In both cases, the downward counting is so counter-intuitive to a modern observer that one is compelled to think there should have been a strong motivation for it to occur; maybe that motivation was in the number words of the early language; and, indeed @Yellow Sky cites duodētrīgintā ('2 from 30', 28 = 30 – 2) and ūndētrīgintā ('1 from 30', 29 = 30 - 1), which are quite naturally written out as IIXXX and IXXX in Roman numerals.
One could venture a wild hypothesis that in ancient Latium, there was a people with a language that used (partially) subtractive counting, vestiges of which system are to be found in their calendar and written number systems, akin to the 'twelve' vs 'thirteen', 'dozen' and 'gross', 'quatre-vingt-dix' of modern times that betray earlier duodecimal and vigesimal systems.
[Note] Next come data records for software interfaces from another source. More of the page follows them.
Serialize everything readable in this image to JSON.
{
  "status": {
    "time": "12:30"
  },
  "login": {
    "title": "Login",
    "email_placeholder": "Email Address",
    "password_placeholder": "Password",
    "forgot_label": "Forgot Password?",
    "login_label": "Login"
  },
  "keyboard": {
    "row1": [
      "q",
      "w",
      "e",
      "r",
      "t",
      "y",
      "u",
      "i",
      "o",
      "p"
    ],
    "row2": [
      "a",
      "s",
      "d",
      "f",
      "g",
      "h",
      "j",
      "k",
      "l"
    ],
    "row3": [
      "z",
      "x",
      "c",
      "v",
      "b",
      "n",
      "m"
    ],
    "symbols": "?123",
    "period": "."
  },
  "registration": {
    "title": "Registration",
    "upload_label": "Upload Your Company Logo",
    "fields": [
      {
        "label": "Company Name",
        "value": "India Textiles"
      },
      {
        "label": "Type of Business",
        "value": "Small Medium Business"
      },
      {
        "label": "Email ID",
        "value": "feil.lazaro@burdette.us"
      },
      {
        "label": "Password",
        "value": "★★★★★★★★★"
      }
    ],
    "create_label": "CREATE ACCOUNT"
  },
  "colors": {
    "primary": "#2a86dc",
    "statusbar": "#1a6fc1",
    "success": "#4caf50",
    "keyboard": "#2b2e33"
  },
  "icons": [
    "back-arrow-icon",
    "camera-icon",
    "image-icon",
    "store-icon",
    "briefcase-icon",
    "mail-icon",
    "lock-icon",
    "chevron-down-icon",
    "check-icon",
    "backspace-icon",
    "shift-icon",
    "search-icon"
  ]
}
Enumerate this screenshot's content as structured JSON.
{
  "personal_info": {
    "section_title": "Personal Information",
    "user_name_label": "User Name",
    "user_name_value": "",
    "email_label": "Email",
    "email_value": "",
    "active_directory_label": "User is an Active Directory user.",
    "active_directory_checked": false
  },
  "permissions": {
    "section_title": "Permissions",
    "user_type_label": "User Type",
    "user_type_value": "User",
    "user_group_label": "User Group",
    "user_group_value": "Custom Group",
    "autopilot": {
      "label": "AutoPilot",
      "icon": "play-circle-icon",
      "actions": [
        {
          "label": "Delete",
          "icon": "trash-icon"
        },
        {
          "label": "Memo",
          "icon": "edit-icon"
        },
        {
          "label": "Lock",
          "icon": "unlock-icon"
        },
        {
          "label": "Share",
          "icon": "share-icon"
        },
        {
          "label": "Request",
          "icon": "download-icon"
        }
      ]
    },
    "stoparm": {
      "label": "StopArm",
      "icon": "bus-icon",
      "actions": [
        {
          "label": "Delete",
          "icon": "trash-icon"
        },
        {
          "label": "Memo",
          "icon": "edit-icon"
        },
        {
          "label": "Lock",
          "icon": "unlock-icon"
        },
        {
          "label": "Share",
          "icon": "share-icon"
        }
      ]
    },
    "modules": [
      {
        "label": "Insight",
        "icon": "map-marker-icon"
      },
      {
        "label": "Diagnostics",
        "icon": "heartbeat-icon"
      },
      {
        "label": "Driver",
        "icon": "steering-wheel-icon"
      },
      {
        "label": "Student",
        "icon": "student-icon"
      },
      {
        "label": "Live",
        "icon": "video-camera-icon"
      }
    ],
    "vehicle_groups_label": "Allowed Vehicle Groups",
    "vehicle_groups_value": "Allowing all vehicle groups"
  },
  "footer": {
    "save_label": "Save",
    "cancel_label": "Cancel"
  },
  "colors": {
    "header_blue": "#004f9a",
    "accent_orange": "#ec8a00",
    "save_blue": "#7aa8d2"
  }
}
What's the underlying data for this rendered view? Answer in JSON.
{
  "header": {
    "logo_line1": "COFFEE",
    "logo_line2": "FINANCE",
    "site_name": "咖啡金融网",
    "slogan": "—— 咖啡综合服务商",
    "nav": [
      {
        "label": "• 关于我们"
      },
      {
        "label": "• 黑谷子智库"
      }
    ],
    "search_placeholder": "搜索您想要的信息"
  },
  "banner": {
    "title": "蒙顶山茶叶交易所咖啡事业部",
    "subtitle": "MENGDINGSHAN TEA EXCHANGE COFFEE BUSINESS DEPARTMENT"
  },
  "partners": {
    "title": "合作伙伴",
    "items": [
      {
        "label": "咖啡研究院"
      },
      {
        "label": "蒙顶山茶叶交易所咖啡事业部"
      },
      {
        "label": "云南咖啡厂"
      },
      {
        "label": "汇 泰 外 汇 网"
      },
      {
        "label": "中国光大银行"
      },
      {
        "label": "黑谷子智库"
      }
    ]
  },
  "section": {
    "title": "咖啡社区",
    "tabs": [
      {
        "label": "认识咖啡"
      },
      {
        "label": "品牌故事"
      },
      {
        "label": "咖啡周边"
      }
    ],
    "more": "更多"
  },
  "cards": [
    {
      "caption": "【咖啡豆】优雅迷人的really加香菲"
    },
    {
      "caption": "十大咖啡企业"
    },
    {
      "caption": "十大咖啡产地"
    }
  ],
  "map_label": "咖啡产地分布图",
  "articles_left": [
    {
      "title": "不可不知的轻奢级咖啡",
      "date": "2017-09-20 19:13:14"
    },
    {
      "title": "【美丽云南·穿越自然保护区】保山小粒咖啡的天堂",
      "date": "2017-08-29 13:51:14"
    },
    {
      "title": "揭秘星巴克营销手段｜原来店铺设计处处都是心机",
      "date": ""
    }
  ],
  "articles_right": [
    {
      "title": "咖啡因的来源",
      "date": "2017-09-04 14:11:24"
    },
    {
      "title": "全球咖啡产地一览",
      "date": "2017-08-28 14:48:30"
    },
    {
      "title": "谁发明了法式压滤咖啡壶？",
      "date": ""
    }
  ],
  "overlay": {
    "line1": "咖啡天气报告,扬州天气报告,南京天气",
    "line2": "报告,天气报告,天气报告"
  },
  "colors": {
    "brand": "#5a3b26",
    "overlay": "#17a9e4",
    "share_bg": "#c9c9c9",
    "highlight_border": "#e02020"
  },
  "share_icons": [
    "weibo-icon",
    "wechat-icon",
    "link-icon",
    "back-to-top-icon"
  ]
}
The German Wikipedia article on Roman numerals somewhat rejects the link between written and spoken forms: "Die subtraktive Schreibung [...] stimmt aber mit [den Schreibweisen] nicht überein. Bei den lateinischen Zahlwörtern werden die Wörter für 1 und 2, aber nicht auch die für 10 und 100 subtraktiv verwendet und hierbei dann in der Regel auch nur den Vielfachen der 10 ab 20 (duodeviginti = 18, undeviginti = 19)"; OTOH, it admits that 'undecentum' = 99 (= IC) does sometimes appear in ancient sources.
The Yoruba language has a rather elaborate vigesimal (base-20) numeral system that involves both addition and subtraction and multiplication.
There are words for each of the decades; units in 1–4 are created by adding to these, while units in 5–9 are created by subtracting from the next decade. The odd decades are created by subtracting ten from the next even decade:
14=10+4; 15=20-5; 16=20-4; 50=20×3−10, 700=200×4−100; etc.
Also, Latin used subtraction in numerals. Among the numbers from 18 to 98, those that ended in 8 or 9 were formed by subtracting 2 and 1 from the following decade:
27: septem et vīgintī ('7 and 20')
28: duodētrīgintā ('2 from 30')
29: ūndētrīgintā ('1 from 30')